While handling the Quit event, a solution should return from the event as quickly as possible. While a solution is working in the Quit event, Outlook may appear hung to the user and the operating system and the user may forcibly terminate Outlook instead of waiting for it to finish closing.
If your solution needs to access data from Outlook after the process has shutdown, it can do so by starting the process up again in UI-less mode by calling CoCreateInstance(). However, you should attempt to design your solution such that data from Outlook is only collected while Outlook is running. I’ll be blogging about an example of how to design a solution that works this way in an upcoming blog post.

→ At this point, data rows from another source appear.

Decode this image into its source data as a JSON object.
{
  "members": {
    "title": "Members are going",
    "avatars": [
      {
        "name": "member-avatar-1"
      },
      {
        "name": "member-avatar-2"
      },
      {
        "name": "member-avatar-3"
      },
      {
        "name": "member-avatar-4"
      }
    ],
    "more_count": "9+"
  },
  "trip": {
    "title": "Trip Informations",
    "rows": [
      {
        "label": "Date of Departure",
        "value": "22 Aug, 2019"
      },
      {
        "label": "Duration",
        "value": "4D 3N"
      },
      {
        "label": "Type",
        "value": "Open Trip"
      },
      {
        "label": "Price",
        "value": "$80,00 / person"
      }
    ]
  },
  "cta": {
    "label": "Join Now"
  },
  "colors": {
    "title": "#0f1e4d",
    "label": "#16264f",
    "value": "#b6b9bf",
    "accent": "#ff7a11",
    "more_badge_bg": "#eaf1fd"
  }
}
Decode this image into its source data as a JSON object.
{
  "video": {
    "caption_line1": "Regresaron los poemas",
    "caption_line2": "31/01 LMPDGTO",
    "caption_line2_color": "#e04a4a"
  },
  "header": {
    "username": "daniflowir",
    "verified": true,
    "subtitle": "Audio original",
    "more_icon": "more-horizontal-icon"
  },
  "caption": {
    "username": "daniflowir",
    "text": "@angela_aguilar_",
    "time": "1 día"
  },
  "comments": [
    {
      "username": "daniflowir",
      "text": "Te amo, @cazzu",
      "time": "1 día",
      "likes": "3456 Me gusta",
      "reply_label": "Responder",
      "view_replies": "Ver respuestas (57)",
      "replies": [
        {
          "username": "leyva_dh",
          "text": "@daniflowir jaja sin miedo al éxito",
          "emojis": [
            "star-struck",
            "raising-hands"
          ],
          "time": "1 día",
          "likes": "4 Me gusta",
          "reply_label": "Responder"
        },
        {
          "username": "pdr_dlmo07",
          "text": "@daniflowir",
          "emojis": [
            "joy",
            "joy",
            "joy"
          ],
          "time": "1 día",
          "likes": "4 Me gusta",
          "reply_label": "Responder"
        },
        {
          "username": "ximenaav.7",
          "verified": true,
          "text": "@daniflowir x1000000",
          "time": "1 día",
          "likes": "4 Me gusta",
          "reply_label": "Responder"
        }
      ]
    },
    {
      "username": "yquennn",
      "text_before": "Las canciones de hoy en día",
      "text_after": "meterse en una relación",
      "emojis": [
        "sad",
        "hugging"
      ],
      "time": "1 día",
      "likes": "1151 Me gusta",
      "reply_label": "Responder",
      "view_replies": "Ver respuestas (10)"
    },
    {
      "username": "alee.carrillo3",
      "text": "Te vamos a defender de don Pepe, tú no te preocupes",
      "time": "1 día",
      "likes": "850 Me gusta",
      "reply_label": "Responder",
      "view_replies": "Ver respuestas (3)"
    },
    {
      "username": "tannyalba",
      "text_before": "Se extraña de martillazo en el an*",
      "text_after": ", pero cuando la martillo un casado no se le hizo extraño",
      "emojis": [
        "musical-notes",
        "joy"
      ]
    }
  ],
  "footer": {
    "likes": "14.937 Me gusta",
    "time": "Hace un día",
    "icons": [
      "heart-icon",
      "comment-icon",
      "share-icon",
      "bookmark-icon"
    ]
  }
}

While the text above describes the default, we realize that there are customers and solutions which will be negatively impacted by this change until the solution can be updated. To restore the old behavior, administrators can set a registry key to force Outlook to wait for all external references to be released before closing.
This registry key applies to Outlook 2007 SP2 beta, the registry key may change for the final release of SP2.
We’ve also done work to ensure that when a solution uses CoCreateInstance and Outlook isn’t running, the right things happen. In those cases, Outlook will remain running in “headless mode” without any visible user interface. If the user launches Outlook, a new Outlook window will appear in the same session Outlook was already using. If the user closes that window, even though the process was started by a solution, Outlook will exit in the same manner as it would if the application was started by the user.
As part of a larger overall performance improvement effort in Outlook 2007 Service Pack 2, the team has invested a significant amount of time to improve the experience around closing Outlook. We’ve also made changes to ensure that Outlook boots faster and is more responsive all around.
I’m interested in your feedback on this new shutdown logic, and any thoughts or questions about how we can continue to improve this experience in the next Outlook release. Please leave a comment on this post and let me know what you have to say.